The demo works across modern browsers, except Safari, which still needs the webkit-gradient prefix. You can add that and other prefixes for complete browser support. You can read my article here about vendor prefixes, if you want to check browser support for common CSS3 properties like box-shadow, border-radius and gradients.
Since this isn’t an article about how to use icon fonts, I’ll directly go on to the stylised effects. There’s lots of good information online about adding icon fonts to your projects, and the generators have made this dead simple. If you’re comfortable using @font-face, this should not be a problem.
My favourite ones in the demo are the folded corners and letterpress effect. Feel free to use, abuse and enjoy. I’ve used multiple classes for each example (e.g. outerGlow, circle and foldedCorner), so it should be fairly easy to initiate your browser dev tools and use and swap out the classes you don’t need.
I’ve used three icons that indicate home, people and call.
I've given the icon spans a class of 'iconFont', and wrapped them in a div with a class of iconBlock.

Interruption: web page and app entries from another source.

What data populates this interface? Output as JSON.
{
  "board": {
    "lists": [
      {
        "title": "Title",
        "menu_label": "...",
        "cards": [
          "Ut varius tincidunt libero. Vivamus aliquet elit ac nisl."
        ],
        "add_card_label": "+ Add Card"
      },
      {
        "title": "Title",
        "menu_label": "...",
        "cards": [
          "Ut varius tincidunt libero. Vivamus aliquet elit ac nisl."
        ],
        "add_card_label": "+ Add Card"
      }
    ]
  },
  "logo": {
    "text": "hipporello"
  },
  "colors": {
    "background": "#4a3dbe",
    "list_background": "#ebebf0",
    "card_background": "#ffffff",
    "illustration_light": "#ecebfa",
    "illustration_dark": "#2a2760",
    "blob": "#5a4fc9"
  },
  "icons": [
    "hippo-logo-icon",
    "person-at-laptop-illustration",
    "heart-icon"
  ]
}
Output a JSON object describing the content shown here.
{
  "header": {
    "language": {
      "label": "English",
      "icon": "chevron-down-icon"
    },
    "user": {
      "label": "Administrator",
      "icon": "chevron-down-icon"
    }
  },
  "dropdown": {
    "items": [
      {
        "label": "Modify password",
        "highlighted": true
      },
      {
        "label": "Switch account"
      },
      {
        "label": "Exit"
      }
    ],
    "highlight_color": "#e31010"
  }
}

The icon font files will map a font-icon to each character. I’ve set the display to inline-block so they are in-line and have a line-height of 1 (which ensures uniform padding on all sides). You can mess around with the colours, font-sizes, padding and margins to get the right look for your site or application.
I’ve added different classes to the iconBlock div for different effects. There's everything from icons with inner and outer glows, to leaf shapes and rounded corners, letterpress and embossed effects and folder corners. Enjoy and let me know if you've used them in your work!